By Judy Sedbrook, Colorado Master GardenerSM, Colorado State University Cooperative Extension, Denver
Also known as the Golden Rain Tree bug, this insect feeds on the leaves, stems and developing seeds of the Golden Rain Tree. Other hosts include Rose of Sharon and Chinaberry.
The Red-shouldered bugs resemble the Boxelder bug, having red eyes and red shoulders, and red on the border area of the abdomen. Adults are flat, about 1/2-inch long and 1/3-inch wide. Nymphs are predominantly bright red with the thorax, antennae, beak, and legs being black to brown. As they mature, they develop black markings and wing pads. There may be two or more generations per year.
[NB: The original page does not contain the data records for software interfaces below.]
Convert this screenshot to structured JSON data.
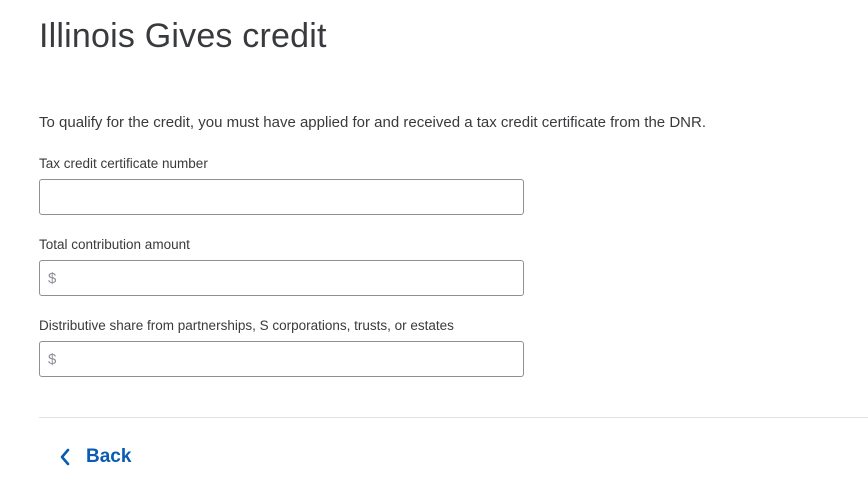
{
  "header": {
    "title": "Illinois Gives credit"
  },
  "intro": {
    "text": "To qualify for the credit, you must have applied for and received a tax credit certificate from the DNR."
  },
  "fields": {
    "certificate_number": {
      "label": "Tax credit certificate number",
      "value": "",
      "placeholder": ""
    },
    "total_contribution": {
      "label": "Total contribution amount",
      "prefix": "$",
      "value": "",
      "placeholder": ""
    },
    "distributive_share": {
      "label": "Distributive share from partnerships, S corporations, trusts, or estates",
      "prefix": "$",
      "value": "",
      "placeholder": ""
    }
  },
  "footer": {
    "back_label": "Back",
    "back_icon": "chevron-left-icon"
  },
  "colors": {
    "text": "#393a3d",
    "link": "#0a5bb1",
    "border": "#8d9096",
    "divider": "#dfe3e6"
  }
}
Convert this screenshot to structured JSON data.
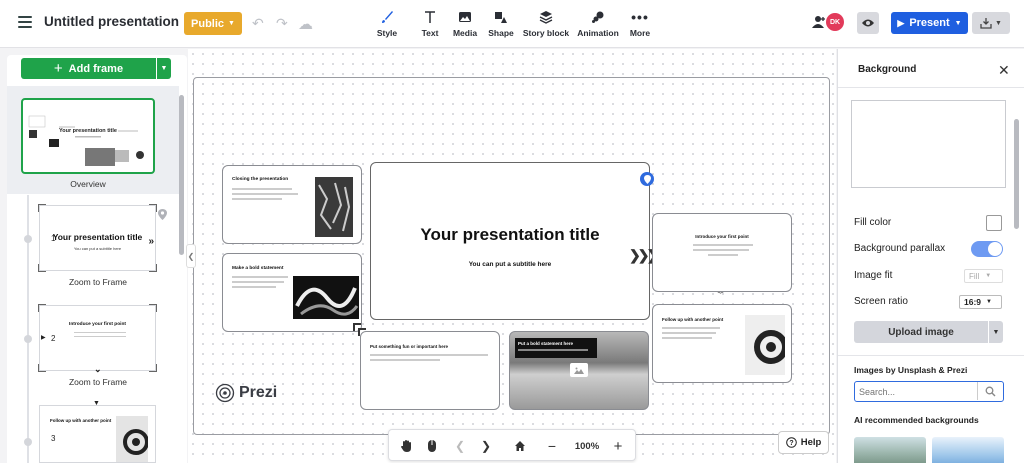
{
  "header": {
    "title": "Untitled presentation",
    "public_label": "Public",
    "avatar_initials": "DK",
    "present_label": "Present"
  },
  "toolbar": [
    {
      "label": "Style",
      "icon": "brush-icon"
    },
    {
      "label": "Text",
      "icon": "text-icon"
    },
    {
      "label": "Media",
      "icon": "image-icon"
    },
    {
      "label": "Shape",
      "icon": "shape-icon"
    },
    {
      "label": "Story block",
      "icon": "layers-icon"
    },
    {
      "label": "Animation",
      "icon": "animation-icon"
    },
    {
      "label": "More",
      "icon": "more-icon"
    }
  ],
  "left_panel": {
    "add_frame_label": "Add frame",
    "overview_label": "Overview",
    "frames": [
      {
        "number": "1",
        "title": "Your presentation title",
        "subtitle": "You can put a subtitle here",
        "caption": "Zoom to Frame"
      },
      {
        "number": "2",
        "title": "Introduce your first point",
        "caption": "Zoom to Frame"
      },
      {
        "number": "3",
        "title": "Follow up with another point"
      }
    ]
  },
  "canvas": {
    "main_title": "Your presentation title",
    "main_subtitle": "You can put a subtitle here",
    "closing_title": "Closing the presentation",
    "bold_statement_title": "Make a bold statement",
    "fun_title": "Put something fun or important here",
    "bold_banner_title": "Put a bold statement here",
    "intro_title": "Introduce your first point",
    "follow_title": "Follow up with another point",
    "logo_text": "Prezi"
  },
  "bottom_bar": {
    "zoom": "100%",
    "help_label": "Help"
  },
  "right_panel": {
    "title": "Background",
    "fill_color_label": "Fill color",
    "parallax_label": "Background parallax",
    "image_fit_label": "Image fit",
    "image_fit_value": "Fill",
    "screen_ratio_label": "Screen ratio",
    "screen_ratio_value": "16:9",
    "upload_label": "Upload image",
    "unsplash_label": "Images by Unsplash & Prezi",
    "search_placeholder": "Search...",
    "ai_label": "AI recommended backgrounds"
  },
  "colors": {
    "accent_green": "#1fa34a",
    "present_blue": "#1f5fe0",
    "public_yellow": "#e8a92c",
    "avatar_red": "#e23a5a"
  }
}
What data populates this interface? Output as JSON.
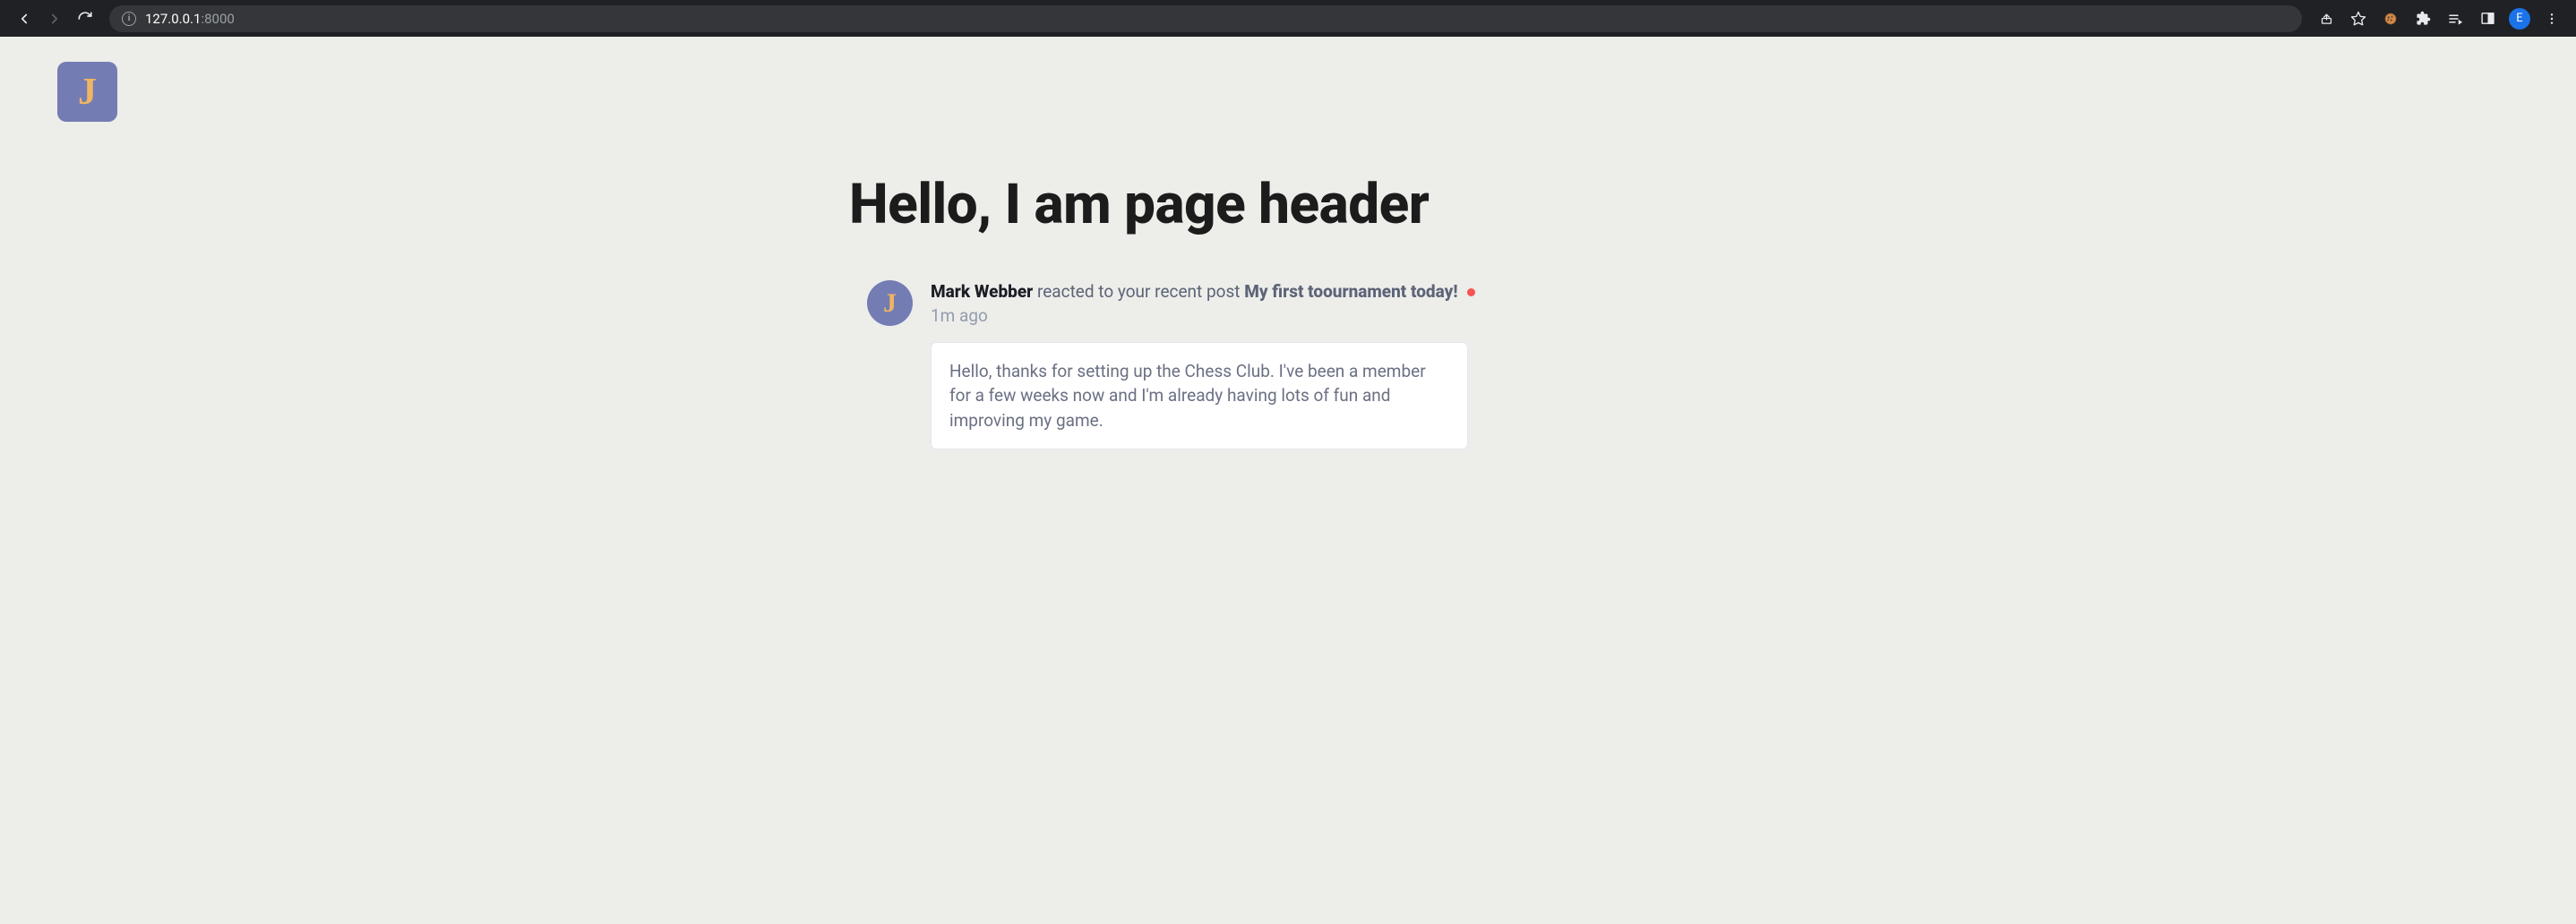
{
  "browser": {
    "url_host": "127.0.0.1",
    "url_port": ":8000",
    "profile_initial": "E"
  },
  "page": {
    "logo_letter": "J",
    "title": "Hello, I am page header"
  },
  "notification": {
    "avatar_letter": "J",
    "username": "Mark Webber",
    "action_text": " reacted to your recent post ",
    "post_title": "My first toournament today!",
    "timestamp": "1m ago",
    "message": "Hello, thanks for setting up the Chess Club. I've been a member for a few weeks now and I'm already having lots of fun and improving my game."
  }
}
The red-shouldered bug feeds on the leaves, stems and developing seeds of the Golden Rain Tree. Although it does not generally cause any serious damage, hundreds of these insects may be found congregating in the sun near the trees and on nearby structures. If they find their way into homes, they may cause spotting on walls or clothing.
Chemical control is not usually warranted. Raking up and removing the seeds they feed on should reduce numbers outdoors. If large numbers are a problem, indoors or outdoors, they can be easily vacuumed up. If only a few of the insects invade the home, they can be sprayed with a pyrethrin aerosol.
Photos: Judy Sedbrook
© CSU/Denver County Extension Master Gardener 2010
888 E. Iliff Avenue, Denver, CO 80210
Date last revised: 01/05/2010